Work item: Using the data below, find how many lines include the word "rezerwację" and report that figure alone.

[Element data from apps and pages]
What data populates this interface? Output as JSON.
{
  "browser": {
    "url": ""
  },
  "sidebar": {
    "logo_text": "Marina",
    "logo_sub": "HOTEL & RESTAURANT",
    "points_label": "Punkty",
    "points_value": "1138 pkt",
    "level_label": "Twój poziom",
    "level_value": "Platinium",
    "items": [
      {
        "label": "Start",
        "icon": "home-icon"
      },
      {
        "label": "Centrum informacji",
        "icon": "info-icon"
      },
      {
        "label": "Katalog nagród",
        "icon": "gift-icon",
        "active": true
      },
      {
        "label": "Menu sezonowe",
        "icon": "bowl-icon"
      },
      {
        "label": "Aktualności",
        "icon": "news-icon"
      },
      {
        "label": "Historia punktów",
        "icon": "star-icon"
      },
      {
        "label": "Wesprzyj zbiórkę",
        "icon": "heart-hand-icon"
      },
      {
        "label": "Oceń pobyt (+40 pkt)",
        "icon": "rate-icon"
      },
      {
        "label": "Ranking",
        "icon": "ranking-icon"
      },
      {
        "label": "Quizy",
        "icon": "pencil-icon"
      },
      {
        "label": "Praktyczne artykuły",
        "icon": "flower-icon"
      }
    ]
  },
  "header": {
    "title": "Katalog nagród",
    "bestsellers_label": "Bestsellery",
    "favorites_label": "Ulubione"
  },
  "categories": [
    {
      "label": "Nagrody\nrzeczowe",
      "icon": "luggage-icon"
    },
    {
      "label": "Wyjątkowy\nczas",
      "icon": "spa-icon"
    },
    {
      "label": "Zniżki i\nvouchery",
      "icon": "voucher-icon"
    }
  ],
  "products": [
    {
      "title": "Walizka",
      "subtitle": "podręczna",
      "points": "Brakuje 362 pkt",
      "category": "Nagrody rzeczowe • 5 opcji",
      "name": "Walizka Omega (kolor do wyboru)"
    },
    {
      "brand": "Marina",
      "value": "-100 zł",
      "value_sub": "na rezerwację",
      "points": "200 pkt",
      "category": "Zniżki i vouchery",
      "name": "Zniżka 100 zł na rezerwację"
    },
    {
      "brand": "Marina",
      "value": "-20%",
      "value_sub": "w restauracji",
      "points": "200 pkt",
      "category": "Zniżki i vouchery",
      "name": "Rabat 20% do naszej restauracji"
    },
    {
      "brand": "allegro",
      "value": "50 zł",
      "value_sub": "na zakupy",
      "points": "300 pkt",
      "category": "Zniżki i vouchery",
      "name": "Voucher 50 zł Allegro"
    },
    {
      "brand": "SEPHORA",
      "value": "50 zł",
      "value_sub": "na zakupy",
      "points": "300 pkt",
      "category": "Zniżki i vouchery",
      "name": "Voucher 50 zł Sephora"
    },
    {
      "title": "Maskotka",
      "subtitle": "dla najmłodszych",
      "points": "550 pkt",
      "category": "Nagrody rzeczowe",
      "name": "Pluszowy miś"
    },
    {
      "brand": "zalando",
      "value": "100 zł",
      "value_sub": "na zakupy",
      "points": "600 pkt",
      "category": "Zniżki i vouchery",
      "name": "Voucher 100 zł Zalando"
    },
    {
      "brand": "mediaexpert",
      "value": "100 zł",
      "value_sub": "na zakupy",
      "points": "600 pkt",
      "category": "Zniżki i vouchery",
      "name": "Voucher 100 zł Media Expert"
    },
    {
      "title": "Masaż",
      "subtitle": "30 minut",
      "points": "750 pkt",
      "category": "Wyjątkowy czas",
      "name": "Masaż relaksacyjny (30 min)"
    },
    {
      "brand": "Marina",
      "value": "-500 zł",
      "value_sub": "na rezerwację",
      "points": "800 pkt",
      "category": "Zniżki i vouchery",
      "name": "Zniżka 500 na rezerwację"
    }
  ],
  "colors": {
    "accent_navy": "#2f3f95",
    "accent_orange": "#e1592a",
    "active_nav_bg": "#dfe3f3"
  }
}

Problem solution: 4